For example, with the AJ Bell Lifetime ISA, they claim the government bonus on the 6th of every month, taking into consideration all the money you’ve paid into your account during the previous month. It is then processed and you will usually receive your bonus around four weeks from that date. If you put money into your LISA on the 3rd of June, for instance, you will receive the bonus four weeks later. BUT, if you put money into your LISA on the 8th of June (after AJ Bell has made the bonus claim), you won’t receive it until around eight weeks later.
Policies can differ between each provider, so remember to find out exactly when you should expect your bonus before opening the account.
As a rule of thumb, bonuses can take four to nine weeks to arrive in your account, but once it’s there, it is yours and will be earning interest.
Some of the best Lifetime ISA providers offering cash investment options include:
- Nottingham Building Society
- Skipton Building Society
- Newcastle Building Society

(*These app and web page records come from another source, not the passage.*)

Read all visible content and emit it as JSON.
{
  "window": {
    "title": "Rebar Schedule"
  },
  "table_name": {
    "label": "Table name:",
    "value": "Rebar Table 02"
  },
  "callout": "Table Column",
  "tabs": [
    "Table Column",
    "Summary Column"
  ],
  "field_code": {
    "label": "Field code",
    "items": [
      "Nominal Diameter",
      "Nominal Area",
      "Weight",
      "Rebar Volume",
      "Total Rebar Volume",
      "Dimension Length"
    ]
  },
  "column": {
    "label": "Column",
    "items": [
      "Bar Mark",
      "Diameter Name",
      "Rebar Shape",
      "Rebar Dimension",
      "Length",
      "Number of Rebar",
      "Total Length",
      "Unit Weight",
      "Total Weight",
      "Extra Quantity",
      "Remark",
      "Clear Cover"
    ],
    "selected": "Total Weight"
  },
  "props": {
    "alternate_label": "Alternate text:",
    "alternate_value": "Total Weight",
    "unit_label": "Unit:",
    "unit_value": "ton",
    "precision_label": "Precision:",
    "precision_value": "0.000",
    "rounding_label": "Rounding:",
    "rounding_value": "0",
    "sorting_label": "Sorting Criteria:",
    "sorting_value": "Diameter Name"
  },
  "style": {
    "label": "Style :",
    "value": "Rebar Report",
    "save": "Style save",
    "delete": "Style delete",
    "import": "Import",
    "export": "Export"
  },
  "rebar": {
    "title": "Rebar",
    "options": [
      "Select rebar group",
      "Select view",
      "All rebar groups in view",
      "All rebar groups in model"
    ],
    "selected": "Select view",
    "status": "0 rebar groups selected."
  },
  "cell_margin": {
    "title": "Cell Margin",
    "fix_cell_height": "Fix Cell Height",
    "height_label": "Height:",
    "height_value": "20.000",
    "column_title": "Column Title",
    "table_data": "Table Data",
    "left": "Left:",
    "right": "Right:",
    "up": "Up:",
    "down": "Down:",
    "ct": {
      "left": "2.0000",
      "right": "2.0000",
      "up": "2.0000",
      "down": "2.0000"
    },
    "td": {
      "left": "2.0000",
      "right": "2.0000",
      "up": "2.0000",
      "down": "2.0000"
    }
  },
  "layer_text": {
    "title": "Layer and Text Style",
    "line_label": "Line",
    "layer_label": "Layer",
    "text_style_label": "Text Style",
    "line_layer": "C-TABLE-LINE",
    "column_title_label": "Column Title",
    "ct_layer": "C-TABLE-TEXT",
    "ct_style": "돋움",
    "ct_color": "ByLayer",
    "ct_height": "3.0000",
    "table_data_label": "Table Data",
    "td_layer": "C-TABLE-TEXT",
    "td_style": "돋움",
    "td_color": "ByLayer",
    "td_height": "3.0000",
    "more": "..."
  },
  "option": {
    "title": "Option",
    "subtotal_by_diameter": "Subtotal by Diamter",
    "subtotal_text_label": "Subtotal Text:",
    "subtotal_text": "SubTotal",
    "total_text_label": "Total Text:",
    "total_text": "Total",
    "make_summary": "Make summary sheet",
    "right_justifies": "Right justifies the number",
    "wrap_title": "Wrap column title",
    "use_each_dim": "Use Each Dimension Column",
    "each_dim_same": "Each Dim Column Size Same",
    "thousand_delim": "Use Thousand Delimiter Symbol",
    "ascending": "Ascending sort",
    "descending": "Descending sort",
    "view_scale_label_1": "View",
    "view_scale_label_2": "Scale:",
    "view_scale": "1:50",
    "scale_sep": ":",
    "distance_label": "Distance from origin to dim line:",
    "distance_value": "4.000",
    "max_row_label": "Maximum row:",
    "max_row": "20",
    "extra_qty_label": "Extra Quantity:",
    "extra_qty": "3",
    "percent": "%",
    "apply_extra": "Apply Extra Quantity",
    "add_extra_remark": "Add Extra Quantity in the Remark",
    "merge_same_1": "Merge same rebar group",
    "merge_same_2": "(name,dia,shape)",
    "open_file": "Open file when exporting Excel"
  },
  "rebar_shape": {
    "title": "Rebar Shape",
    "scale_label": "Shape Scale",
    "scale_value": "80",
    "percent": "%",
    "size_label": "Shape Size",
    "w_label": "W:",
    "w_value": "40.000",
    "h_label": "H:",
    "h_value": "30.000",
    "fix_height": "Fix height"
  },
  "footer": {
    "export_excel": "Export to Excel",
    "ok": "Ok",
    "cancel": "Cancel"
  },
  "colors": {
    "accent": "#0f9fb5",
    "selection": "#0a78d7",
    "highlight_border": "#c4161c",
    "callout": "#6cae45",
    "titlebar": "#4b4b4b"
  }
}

- Paragon Bank
Be sure to shop around before you choose which bank or building society to open a LISA with, because interest rates, minimum payments and investment options can vary between each provider.
While the Help to Buy ISA is no longer available to new applicants, you can still transfer your funds from your existing Help to Buy ISA to a new Lifetime ISA, which can be beneficial under certain circumstances.
The LISA tends to trump the Help to Buy regarding most features, including the amount you can save and the maximum property price, but it does tend to be less flexible.
The main differences between a Help to Buy ISA and a LISA, when using both towards a first-home, are as follows:
Help to Buy ISA
£4,000 per year
£2,400 per year
Lump-sum or monthly
Monthly payments only
Max property price
If you want more in-depth information on the benefits of the Help to Buy ISA before making a decision on whether or not to switch to a LISA, see our full list of Help to Buy ISA Pros and Cons.
MoneySavingExpert’s Martin Lewis has recommended that, in summary:
- If you are definitely going to buy a home (for less than £450,000), are within the LISA age restrictions and will not be purchasing a property within the next year, you should transfer to the Lifetime ISA due to the more appealing bonus.
- If you will be buying a home within the next year, or if you’re not 100% going to be buying a home at all, you should stick with your Help to Buy ISA.
You might like: Starling Bank and CreditLadder Team Up to Help First-Time Buyers
Can I pay into a Help to Buy and Lifetime ISA?
You can have both a Help to Buy ISA and a LISA, but you are only able to use the bonus from ONE of them to buy a home.
If you use the 25% bonus from the LISA to buy your first property, you won’t get the Help to Buy ISA bonus, but you can still use the funds within the account plus the interest that it has earned.
If you use the Help to Buy ISA bonus (which is also 25%), you’d have to pay a penalty to use any savings in your LISA towards a property, but you would still be able to use it freely for retirement.
If you want to work out how much your Lifetime ISA will be worth after a certain amount of time, you can do so using a Lifetime ISA calculator.
It can be done within a matter of minutes; you simply need to answer some straightforward questions, including:
- How old are you?
- What are you saving towards?
- How often do you want to save?
- When do you want to buy your first home/retire?
Getting the best Lifetime ISA
A large proportion of high-street banks (including Barclays, Nationwide and NatWest) do not offer LISAs and you will need to do some research of your own to find out which Lifetime ISA provider best suits you.
While there aren’t hundreds upon hundreds of providers offering LISAs, there are still a range of options available and they all vary considerably, so it’s important that you shop around before making a decision.
A Lifetime ISA can be a highly advantageous way of saving for a first-home in particular, so if you fit the requirements and your circumstances mean that it suits you, we highly recommend that you look into it and consider opening an account.
For more information on related topics, be sure to read some of our other useful guides: